▶ [Problem requirements]: Copy all the lines of the data that include the word "příkazy".

(Excerpts from a dataset)

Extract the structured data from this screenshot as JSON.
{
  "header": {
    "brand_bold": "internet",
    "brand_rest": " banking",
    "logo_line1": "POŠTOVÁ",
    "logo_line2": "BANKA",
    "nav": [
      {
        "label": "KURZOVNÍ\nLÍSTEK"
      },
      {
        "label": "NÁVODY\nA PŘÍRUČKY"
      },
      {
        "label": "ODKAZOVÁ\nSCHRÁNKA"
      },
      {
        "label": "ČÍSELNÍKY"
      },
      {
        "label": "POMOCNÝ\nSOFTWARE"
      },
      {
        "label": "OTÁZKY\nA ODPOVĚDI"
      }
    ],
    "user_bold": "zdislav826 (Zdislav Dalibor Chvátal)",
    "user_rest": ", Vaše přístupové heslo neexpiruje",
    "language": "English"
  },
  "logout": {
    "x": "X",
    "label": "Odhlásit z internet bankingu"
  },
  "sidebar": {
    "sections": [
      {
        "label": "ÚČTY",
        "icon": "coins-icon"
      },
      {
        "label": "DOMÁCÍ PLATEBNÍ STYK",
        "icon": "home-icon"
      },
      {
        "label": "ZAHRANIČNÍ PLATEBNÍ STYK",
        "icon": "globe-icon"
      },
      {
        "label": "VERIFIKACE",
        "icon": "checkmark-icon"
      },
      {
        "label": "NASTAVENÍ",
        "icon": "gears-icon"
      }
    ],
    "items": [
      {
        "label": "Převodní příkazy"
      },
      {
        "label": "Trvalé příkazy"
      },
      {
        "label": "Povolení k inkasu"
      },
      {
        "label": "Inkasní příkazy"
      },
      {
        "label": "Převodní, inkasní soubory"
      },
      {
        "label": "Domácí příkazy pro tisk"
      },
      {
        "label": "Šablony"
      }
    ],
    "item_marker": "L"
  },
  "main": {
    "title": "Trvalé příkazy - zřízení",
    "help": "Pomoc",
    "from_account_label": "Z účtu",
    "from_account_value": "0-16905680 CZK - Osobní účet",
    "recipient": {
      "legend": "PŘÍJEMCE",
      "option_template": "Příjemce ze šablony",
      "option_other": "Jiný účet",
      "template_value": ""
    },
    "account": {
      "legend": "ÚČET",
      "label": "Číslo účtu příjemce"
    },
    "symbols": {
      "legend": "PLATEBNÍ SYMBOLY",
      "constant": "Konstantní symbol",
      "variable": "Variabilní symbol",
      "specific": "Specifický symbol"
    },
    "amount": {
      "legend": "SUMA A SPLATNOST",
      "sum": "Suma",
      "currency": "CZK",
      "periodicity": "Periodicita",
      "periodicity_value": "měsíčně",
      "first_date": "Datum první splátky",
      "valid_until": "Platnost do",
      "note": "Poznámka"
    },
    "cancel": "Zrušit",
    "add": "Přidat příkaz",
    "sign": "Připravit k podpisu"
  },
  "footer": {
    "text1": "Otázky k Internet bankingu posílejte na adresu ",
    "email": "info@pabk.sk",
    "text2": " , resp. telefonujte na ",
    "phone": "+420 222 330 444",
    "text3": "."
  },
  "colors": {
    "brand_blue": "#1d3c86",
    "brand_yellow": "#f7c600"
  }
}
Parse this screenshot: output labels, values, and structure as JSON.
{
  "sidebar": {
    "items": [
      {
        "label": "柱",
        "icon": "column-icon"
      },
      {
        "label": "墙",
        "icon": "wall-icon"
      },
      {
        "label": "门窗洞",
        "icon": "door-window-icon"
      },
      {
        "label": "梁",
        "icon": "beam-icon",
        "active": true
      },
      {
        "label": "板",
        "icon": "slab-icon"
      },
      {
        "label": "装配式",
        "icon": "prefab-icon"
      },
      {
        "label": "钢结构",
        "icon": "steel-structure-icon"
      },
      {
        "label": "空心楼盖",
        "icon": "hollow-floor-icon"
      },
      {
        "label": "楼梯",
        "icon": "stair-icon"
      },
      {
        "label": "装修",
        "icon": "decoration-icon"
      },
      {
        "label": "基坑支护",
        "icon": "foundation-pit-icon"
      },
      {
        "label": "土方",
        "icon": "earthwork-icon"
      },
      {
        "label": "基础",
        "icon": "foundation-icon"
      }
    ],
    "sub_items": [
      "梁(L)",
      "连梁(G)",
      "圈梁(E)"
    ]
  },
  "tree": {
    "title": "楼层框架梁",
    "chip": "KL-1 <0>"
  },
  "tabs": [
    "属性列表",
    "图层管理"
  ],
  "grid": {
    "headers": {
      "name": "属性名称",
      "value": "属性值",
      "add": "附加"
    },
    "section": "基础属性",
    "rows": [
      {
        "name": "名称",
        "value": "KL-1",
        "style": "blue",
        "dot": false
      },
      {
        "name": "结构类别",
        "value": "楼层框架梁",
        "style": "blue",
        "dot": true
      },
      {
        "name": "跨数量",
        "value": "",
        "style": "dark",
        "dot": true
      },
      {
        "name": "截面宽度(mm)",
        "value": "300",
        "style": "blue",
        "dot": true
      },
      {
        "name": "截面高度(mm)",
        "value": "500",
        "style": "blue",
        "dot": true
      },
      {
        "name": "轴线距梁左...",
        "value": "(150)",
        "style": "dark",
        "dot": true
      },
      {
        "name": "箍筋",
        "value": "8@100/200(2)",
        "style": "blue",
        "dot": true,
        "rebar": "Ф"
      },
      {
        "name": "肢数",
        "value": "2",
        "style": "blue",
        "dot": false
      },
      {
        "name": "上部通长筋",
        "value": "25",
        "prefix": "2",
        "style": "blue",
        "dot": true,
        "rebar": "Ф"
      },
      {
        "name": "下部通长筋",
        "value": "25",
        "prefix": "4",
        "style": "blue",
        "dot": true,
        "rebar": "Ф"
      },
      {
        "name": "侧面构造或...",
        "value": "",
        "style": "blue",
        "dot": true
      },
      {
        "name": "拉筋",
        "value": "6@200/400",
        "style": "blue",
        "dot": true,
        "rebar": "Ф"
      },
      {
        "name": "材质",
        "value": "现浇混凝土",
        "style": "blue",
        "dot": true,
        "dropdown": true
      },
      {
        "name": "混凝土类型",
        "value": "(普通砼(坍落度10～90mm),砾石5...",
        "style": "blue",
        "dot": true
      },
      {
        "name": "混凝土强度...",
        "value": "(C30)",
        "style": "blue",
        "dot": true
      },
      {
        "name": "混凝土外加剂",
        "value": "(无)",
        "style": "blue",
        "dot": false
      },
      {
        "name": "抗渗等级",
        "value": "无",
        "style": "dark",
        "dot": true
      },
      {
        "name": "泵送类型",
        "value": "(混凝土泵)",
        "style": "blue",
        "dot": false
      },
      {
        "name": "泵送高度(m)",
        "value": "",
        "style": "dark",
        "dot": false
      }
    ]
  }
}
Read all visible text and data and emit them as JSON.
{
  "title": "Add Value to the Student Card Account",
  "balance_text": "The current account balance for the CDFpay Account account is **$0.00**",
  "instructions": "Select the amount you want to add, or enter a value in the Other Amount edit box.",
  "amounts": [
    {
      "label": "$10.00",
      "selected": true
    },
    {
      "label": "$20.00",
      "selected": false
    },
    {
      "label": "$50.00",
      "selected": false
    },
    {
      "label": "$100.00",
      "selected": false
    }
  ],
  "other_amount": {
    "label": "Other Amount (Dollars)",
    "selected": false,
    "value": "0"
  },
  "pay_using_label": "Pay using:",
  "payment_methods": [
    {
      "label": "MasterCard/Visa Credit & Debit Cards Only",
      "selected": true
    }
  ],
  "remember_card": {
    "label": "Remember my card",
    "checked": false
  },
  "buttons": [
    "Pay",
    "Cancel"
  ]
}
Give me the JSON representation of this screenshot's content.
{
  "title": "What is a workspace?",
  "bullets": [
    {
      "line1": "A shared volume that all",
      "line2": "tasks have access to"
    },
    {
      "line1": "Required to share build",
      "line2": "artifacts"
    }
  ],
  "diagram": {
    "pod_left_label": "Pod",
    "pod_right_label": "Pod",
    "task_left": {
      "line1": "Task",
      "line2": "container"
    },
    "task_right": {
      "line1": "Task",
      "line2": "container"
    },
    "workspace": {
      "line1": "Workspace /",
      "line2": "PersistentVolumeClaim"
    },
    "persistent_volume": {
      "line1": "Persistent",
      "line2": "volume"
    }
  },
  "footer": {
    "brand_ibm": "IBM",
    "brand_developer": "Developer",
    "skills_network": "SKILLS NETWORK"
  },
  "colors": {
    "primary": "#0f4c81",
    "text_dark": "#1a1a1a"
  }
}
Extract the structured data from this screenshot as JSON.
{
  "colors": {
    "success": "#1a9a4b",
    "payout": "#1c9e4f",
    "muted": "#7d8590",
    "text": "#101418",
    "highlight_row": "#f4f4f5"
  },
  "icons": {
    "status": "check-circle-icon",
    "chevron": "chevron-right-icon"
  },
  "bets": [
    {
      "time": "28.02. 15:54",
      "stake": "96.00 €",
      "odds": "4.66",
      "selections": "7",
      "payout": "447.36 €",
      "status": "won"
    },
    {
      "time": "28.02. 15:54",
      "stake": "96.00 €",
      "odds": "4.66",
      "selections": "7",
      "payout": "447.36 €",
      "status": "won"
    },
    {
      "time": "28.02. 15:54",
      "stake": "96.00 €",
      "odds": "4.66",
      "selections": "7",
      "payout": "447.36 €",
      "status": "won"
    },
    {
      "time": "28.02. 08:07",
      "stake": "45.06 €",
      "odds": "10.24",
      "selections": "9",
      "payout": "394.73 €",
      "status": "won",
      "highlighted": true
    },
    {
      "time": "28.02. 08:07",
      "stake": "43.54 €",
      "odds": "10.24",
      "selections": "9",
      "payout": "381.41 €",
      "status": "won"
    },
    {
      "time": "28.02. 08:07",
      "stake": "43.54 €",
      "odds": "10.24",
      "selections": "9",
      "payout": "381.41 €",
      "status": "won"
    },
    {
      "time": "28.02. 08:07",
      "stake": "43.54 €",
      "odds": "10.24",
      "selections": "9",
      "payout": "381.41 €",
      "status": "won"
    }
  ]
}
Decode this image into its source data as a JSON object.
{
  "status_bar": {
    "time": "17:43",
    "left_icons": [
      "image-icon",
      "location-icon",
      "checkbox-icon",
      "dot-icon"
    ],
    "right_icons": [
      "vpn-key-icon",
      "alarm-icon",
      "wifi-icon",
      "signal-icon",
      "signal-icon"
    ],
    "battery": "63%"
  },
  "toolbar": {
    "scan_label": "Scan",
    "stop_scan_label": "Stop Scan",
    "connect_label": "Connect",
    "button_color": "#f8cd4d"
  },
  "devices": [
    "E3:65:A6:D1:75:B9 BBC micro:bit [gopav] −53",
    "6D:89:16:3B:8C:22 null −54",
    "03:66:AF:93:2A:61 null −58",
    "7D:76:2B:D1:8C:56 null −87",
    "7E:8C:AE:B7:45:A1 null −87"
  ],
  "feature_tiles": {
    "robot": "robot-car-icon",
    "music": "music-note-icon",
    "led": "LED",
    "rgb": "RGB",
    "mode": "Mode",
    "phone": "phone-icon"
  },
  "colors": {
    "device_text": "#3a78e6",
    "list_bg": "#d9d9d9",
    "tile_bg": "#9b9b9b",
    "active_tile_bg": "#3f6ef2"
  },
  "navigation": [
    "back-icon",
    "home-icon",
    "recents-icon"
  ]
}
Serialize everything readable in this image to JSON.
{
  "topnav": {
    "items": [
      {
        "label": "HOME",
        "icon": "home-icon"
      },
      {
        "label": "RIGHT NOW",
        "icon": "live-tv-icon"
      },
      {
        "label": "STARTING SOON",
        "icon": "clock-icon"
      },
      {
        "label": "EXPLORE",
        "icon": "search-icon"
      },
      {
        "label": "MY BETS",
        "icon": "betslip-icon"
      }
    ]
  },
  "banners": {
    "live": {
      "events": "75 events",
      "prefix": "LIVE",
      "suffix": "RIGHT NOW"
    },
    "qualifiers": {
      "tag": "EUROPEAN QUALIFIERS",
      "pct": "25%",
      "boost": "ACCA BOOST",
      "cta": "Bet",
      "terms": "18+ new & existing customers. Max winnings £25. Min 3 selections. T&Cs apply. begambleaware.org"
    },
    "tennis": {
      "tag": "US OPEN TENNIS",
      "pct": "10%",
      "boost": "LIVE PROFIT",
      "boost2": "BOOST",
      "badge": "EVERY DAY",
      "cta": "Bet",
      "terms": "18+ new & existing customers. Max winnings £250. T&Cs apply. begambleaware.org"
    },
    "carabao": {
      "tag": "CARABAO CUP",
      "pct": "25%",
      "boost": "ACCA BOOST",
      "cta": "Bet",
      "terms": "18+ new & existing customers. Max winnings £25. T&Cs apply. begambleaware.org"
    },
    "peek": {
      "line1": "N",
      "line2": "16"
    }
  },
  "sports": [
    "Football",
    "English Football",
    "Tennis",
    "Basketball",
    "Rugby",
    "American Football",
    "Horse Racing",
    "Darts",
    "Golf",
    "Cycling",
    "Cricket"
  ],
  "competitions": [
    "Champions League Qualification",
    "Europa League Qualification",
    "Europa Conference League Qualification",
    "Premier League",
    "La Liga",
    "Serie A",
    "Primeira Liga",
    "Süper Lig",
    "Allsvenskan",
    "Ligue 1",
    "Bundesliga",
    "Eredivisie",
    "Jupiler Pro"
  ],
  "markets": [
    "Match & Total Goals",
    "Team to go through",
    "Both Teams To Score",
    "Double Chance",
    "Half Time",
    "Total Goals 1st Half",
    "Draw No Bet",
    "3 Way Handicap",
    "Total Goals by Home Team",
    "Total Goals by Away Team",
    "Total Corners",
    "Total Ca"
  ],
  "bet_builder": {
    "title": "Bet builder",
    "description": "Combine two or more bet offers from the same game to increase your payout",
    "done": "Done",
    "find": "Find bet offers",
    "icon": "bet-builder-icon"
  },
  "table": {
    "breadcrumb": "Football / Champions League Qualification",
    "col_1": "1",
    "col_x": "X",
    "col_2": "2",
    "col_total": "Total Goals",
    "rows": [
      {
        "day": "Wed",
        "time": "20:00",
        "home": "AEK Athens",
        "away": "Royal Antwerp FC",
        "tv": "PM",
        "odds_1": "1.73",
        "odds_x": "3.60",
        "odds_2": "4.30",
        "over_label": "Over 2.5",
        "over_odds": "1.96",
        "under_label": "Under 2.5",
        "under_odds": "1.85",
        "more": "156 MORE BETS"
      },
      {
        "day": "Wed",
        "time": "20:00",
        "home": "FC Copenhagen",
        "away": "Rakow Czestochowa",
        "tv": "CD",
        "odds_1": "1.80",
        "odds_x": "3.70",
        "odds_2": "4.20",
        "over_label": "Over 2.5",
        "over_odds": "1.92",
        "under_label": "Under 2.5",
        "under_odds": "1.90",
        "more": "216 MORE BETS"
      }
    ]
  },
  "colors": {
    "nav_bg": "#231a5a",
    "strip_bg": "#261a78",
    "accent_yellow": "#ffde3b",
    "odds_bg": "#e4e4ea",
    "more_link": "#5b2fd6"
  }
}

▶ [Output of the task]:
        "label": "Převodní příkazy"
        "label": "Trvalé příkazy"
        "label": "Inkasní příkazy"
        "label": "Domácí příkazy pro tisk"
    "title": "Trvalé příkazy - zřízení",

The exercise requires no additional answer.